After suffering through a year of U.S. Food and Drug Administration warnings over quality lapses, a slumping share price, and falling profits, India's Sun Pharmaceutical Industries was handed an early Christmas gift after the American regulator approved the company's generic version of the expensive cancer drug Gleevec (imatinib).
The Mumbai-based generic giant said it would start selling the myeloid leukemia treatment on Feb. 1.
Gleevec was originally developed and marketed by Switzerland's Novartis ($NVS) in 2003 to great acclaim for its ability to turn chronic myeloid leukemia from a nearly always fatal disease to a manageable one with long-term medication.
Gleevec is Novartis' top-selling medication with global sales of $4.75 billion last year, according to an Associated Press report. Novartis sells Gleevec/Glivec for about $10,000 a month.
With the FDA's approval, Sun receives exclusive rights to sell its generic version for 6 months.

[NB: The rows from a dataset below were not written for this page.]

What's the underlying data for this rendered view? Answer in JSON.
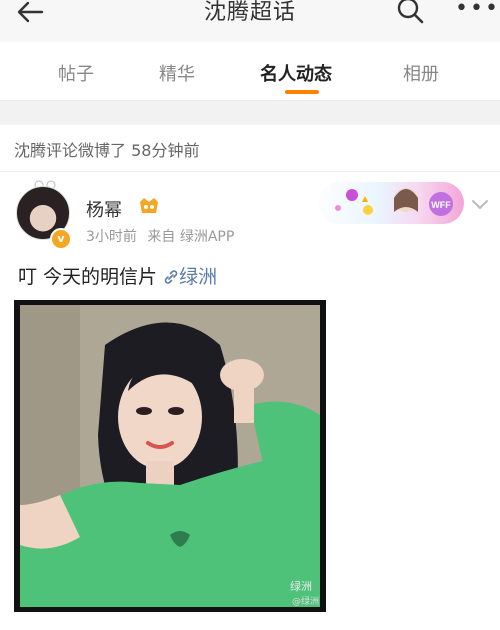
{
  "header": {
    "title": "沈腾超话",
    "more_label": "•••"
  },
  "tabs": [
    {
      "label": "帖子",
      "active": false
    },
    {
      "label": "精华",
      "active": false
    },
    {
      "label": "名人动态",
      "active": true
    },
    {
      "label": "相册",
      "active": false
    }
  ],
  "notice": {
    "text": "沈腾评论微博了 58分钟前"
  },
  "post": {
    "username": "杨幂",
    "time": "3小时前",
    "source": "来自 绿洲APP",
    "text": "叮 今天的明信片",
    "link_text": "绿洲",
    "verified_mark": "v",
    "badge_text": "WFF"
  },
  "photo": {
    "watermark": "绿洲",
    "watermark_sub": "@绿洲"
  },
  "colors": {
    "accent": "#ff8200",
    "link": "#5b7ba8",
    "shirt": "#4fc27a"
  }
}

The approval also means Sun can expect to add between $250 million and $400 million to its sales revenues and the drug could account for up to 10% of the company's U.S. sales of $2.5 billion, according to a report in the Economic Times.